> [WHAT NEEDS TO BE DONE]: Go through the records underneath and write each one out again exactly.

◇ ◇ ◇ ◇ ◇ ◇ ◇

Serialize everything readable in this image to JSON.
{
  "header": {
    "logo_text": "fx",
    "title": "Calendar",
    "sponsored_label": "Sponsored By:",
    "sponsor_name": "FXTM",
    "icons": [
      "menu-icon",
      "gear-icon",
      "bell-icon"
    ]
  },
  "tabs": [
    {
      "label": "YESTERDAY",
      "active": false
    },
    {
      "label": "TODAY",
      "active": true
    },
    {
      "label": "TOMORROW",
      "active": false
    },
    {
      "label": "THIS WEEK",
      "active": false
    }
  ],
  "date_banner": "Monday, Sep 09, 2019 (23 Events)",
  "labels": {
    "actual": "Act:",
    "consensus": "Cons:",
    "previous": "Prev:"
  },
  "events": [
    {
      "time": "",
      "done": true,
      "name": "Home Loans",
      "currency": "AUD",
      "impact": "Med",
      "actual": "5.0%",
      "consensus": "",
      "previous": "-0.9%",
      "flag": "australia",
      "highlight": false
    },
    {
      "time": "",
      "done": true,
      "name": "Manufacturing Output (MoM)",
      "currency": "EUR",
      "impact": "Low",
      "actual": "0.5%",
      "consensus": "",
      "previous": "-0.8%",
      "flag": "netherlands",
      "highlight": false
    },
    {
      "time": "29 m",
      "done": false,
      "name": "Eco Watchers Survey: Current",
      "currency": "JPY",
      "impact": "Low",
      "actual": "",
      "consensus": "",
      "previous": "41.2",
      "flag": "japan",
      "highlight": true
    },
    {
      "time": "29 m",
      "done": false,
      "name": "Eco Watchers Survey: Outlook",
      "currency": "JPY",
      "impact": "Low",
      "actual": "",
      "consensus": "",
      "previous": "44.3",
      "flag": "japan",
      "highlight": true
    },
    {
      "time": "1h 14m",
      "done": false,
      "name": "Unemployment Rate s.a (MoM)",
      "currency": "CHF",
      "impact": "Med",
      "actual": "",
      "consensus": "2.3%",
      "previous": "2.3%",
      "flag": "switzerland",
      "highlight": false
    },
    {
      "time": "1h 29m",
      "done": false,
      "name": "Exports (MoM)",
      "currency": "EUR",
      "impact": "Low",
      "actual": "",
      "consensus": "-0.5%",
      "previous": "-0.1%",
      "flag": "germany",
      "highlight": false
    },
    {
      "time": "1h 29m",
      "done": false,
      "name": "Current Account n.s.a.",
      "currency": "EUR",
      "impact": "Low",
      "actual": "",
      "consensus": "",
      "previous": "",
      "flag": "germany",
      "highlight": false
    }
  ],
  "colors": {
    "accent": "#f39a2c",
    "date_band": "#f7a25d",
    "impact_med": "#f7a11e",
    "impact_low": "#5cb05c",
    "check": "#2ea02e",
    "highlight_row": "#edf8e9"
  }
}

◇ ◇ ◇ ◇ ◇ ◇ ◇

> [OUTPUT FOR THIS EXERCISE]:
Serialize everything readable in this image to JSON.
{
  "header": {
    "logo_text": "fx",
    "title": "Calendar",
    "sponsored_label": "Sponsored By:",
    "sponsor_name": "FXTM",
    "icons": [
      "menu-icon",
      "gear-icon",
      "bell-icon"
    ]
  },
  "tabs": [
    {
      "label": "YESTERDAY",
      "active": false
    },
    {
      "label": "TODAY",
      "active": true
    },
    {
      "label": "TOMORROW",
      "active": false
    },
    {
      "label": "THIS WEEK",
      "active": false
    }
  ],
  "date_banner": "Monday, Sep 09, 2019 (23 Events)",
  "labels": {
    "actual": "Act:",
    "consensus": "Cons:",
    "previous": "Prev:"
  },
  "events": [
    {
      "time": "",
      "done": true,
      "name": "Home Loans",
      "currency": "AUD",
      "impact": "Med",
      "actual": "5.0%",
      "consensus": "",
      "previous": "-0.9%",
      "flag": "australia",
      "highlight": false
    },
    {
      "time": "",
      "done": true,
      "name": "Manufacturing Output (MoM)",
      "currency": "EUR",
      "impact": "Low",
      "actual": "0.5%",
      "consensus": "",
      "previous": "-0.8%",
      "flag": "netherlands",
      "highlight": false
    },
    {
      "time": "29 m",
      "done": false,
      "name": "Eco Watchers Survey: Current",
      "currency": "JPY",
      "impact": "Low",
      "actual": "",
      "consensus": "",
      "previous": "41.2",
      "flag": "japan",
      "highlight": true
    },
    {
      "time": "29 m",
      "done": false,
      "name": "Eco Watchers Survey: Outlook",
      "currency": "JPY",
      "impact": "Low",
      "actual": "",
      "consensus": "",
      "previous": "44.3",
      "flag": "japan",
      "highlight": true
    },
    {
      "time": "1h 14m",
      "done": false,
      "name": "Unemployment Rate s.a (MoM)",
      "currency": "CHF",
      "impact": "Med",
      "actual": "",
      "consensus": "2.3%",
      "previous": "2.3%",
      "flag": "switzerland",
      "highlight": false
    },
    {
      "time": "1h 29m",
      "done": false,
      "name": "Exports (MoM)",
      "currency": "EUR",
      "impact": "Low",
      "actual": "",
      "consensus": "-0.5%",
      "previous": "-0.1%",
      "flag": "germany",
      "highlight": false
    },
    {
      "time": "1h 29m",
      "done": false,
      "name": "Current Account n.s.a.",
      "currency": "EUR",
      "impact": "Low",
      "actual": "",
      "consensus": "",
      "previous": "",
      "flag": "germany",
      "highlight": false
    }
  ],
  "colors": {
    "accent": "#f39a2c",
    "date_band": "#f7a25d",
    "impact_med": "#f7a11e",
    "impact_low": "#5cb05c",
    "check": "#2ea02e",
    "highlight_row": "#edf8e9"
  }
}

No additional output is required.